◆ **PROBLEM**:
Go through the material and return every line that contains the string "data".
□ □ □ □
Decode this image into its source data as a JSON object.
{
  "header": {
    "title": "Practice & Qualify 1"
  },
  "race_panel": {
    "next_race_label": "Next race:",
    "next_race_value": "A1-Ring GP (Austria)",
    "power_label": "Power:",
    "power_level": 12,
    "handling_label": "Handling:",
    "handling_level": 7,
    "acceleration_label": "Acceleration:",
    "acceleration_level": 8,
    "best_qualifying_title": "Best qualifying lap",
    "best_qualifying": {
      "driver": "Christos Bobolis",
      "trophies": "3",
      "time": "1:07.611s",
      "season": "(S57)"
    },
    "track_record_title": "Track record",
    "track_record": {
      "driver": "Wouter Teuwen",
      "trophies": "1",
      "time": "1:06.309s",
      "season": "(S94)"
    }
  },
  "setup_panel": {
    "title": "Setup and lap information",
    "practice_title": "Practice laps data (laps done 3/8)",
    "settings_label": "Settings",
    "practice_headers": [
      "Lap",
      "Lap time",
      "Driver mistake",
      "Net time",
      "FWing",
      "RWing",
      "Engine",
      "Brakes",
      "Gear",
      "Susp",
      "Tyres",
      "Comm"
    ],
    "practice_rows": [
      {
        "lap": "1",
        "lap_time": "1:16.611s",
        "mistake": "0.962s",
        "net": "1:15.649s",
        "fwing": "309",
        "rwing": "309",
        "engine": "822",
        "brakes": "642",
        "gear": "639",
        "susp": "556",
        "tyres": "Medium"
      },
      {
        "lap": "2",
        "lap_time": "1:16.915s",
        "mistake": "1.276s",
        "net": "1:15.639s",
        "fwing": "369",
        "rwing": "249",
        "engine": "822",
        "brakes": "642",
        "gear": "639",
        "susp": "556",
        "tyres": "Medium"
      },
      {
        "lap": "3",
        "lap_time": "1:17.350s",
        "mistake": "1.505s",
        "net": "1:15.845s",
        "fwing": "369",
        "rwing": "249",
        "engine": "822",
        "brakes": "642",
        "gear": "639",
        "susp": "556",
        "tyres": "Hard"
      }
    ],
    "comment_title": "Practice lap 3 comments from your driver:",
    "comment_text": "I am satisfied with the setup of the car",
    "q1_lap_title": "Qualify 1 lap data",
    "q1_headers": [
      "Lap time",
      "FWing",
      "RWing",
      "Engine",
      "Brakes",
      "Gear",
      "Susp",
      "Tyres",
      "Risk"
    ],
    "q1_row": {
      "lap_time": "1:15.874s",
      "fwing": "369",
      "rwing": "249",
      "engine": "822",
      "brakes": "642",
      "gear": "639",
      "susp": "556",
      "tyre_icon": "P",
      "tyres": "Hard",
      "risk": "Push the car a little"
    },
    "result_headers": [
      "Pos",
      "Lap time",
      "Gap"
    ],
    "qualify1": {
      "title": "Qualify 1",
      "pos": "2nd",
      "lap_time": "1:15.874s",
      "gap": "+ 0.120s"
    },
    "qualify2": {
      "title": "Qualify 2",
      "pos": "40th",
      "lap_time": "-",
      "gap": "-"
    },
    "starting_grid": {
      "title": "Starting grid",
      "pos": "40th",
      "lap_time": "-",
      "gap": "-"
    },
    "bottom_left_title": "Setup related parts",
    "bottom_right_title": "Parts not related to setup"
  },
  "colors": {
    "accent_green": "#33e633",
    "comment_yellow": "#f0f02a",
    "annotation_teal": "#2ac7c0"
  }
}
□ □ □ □
◆ **WRITTEN SOLUTION**:
Decode this image into its source data as a JSON object.
    "practice_title": "Practice laps data (laps done 3/8)",
    "q1_lap_title": "Qualify 1 lap data",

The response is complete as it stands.